Treasury launched myRA as nationwide in 2015. Account holders could build savings for 30 years or until their myRA reached $15,000, whichever would come first. MyRAs carried no startup or annual fees, or minimum balance requirements. Earnings would be tax-free unless withdrawn before the saver is age 59 ½. Employers could, but were not required to, offer myRAs to employees. One distinct advantage of myRAs was that they carried no fees, in contrast with annual fees charged by banks and other financial institutions.
Winding down. "The myRA program was created to help low- to middle-income earners start saving for retirement. Unfortunately, there has been very little demand for the program, and the cost to taxpayers cannot be justified by the assets in the program," Jovita Carranza, U.S. Treasurer, said in a statement. Participants in the myRA program are being notified and will receive information on moving their myRA funds to another savings vehicle.
Article XIII C of the California Constitution, which in part limits the ability of local governments to impose, extend, or increase any general tax, does not restrict the ability of voters to impose taxes via statutory initiative. A contrary decision would require an unreasonably broad construction of the term "local government" at the expense of the people’s constitutional right to direct democracy, undermining the longstanding and consistent view that courts should protect and liberally construe that right.
At issue was a voter initiative proposal to repeal a city ordinance banning medical marijuana dispensaries that included a requirement that each dispensary pay the city a fee in the amount of $75,000, only $15,000 of which was determined to be necessary for licensing and inspection costs. The city council determined that the balance constituted a general tax and ordered that the initiative be voted on at the next general election, as would be required for a city tax proposal under Article XIII C, instead of at a special election, as requested by the petitioners and permitted by statute.

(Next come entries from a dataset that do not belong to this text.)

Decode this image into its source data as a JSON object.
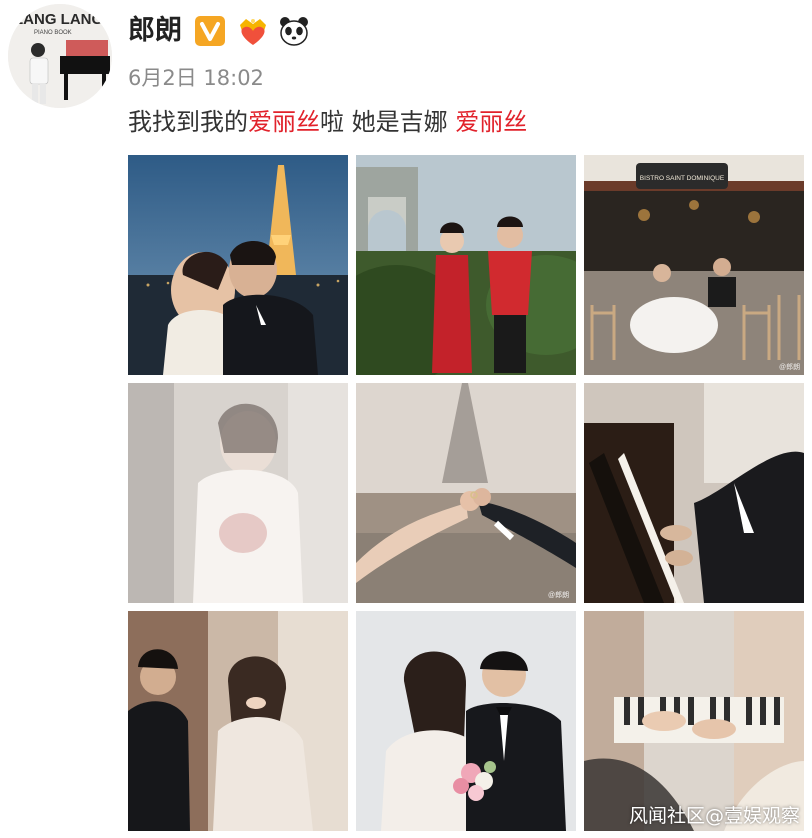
{
  "post": {
    "username": "郎朗",
    "timestamp": "6月2日 18:02",
    "text_parts": {
      "part1": "我找到我的",
      "hl1": "爱丽丝",
      "part2": "啦 她是吉娜 ",
      "hl2": "爱丽丝"
    },
    "badges": [
      "verified-v-icon",
      "crown-heart-icon",
      "panda-icon"
    ]
  },
  "avatar": {
    "text_line1": "LANG LANG",
    "text_line2": "PIANO BOOK"
  },
  "photos": [
    {
      "name": "photo-eiffel-night-kiss",
      "overlay": ""
    },
    {
      "name": "photo-arc-red-qipao",
      "overlay": ""
    },
    {
      "name": "photo-bistro-cafe",
      "overlay": "BISTRO SAINT DOMINIQUE",
      "wm": "@郎朗"
    },
    {
      "name": "photo-veil-bride",
      "overlay": ""
    },
    {
      "name": "photo-rings-eiffel",
      "overlay": "",
      "wm": "@郎朗"
    },
    {
      "name": "photo-piano-hands",
      "overlay": ""
    },
    {
      "name": "photo-bride-laughing",
      "overlay": ""
    },
    {
      "name": "photo-couple-portrait",
      "overlay": ""
    },
    {
      "name": "photo-piano-keys-blur",
      "overlay": ""
    }
  ],
  "watermark": "风闻社区@壹娱观察",
  "colors": {
    "highlight": "#e1222b",
    "verified": "#f5a623",
    "text": "#333333",
    "muted": "#8a8a8a"
  }
}
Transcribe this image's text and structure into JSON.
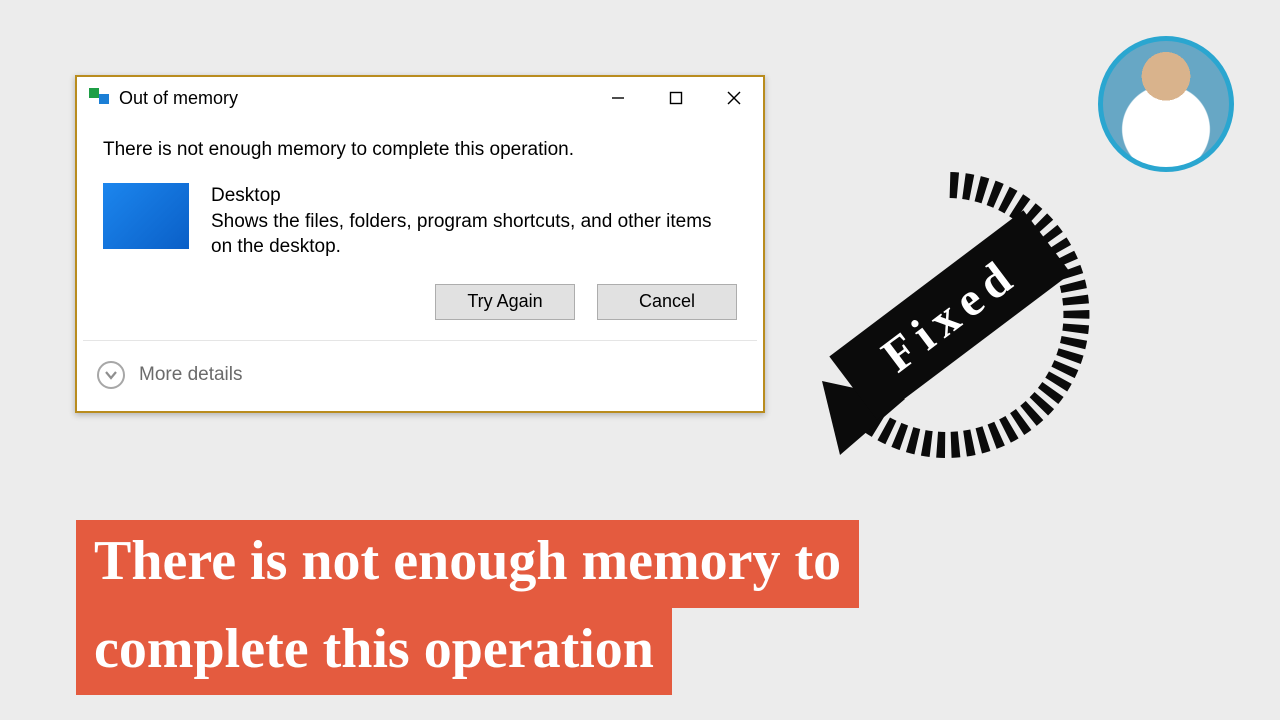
{
  "dialog": {
    "title": "Out of memory",
    "message": "There is not enough memory to complete this operation.",
    "item_name": "Desktop",
    "item_desc": "Shows the files, folders, program shortcuts, and other items on the desktop.",
    "try_again_label": "Try Again",
    "cancel_label": "Cancel",
    "more_details_label": "More details"
  },
  "badge": {
    "text": "Fixed"
  },
  "headline": {
    "line1": "There is not enough memory to",
    "line2": "complete this operation"
  }
}
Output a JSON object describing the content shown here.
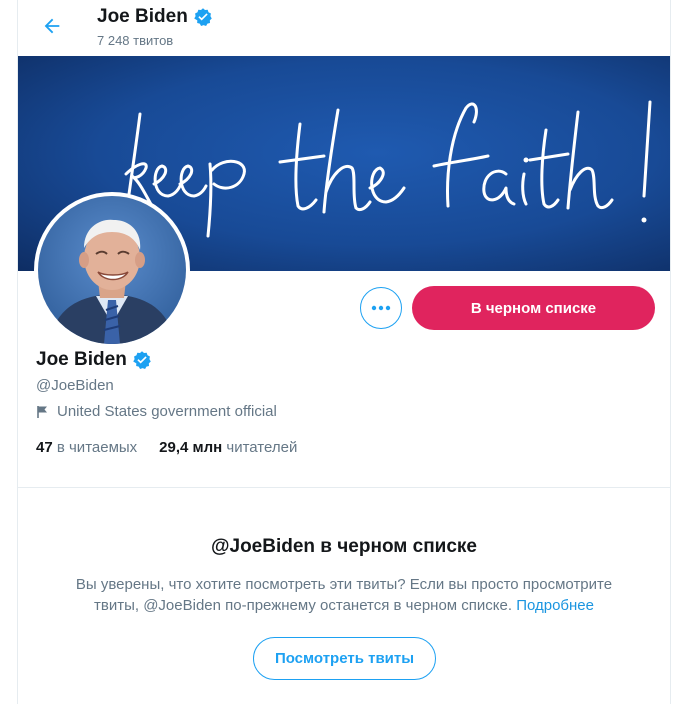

Article XIII C’s mandate that general taxes be submitted to the voters at a regularly scheduled general election applied to local governments, and there was no evidence that it was intended to apply to the electorate’s initiative power. Only by approving a measure that was unambiguous in its purpose to restrict the electorate’s own initiative power could the voters limit that power. California Cannabis Coalition v. City of Upland, California Supreme Court, No. S234148, August 28, 2017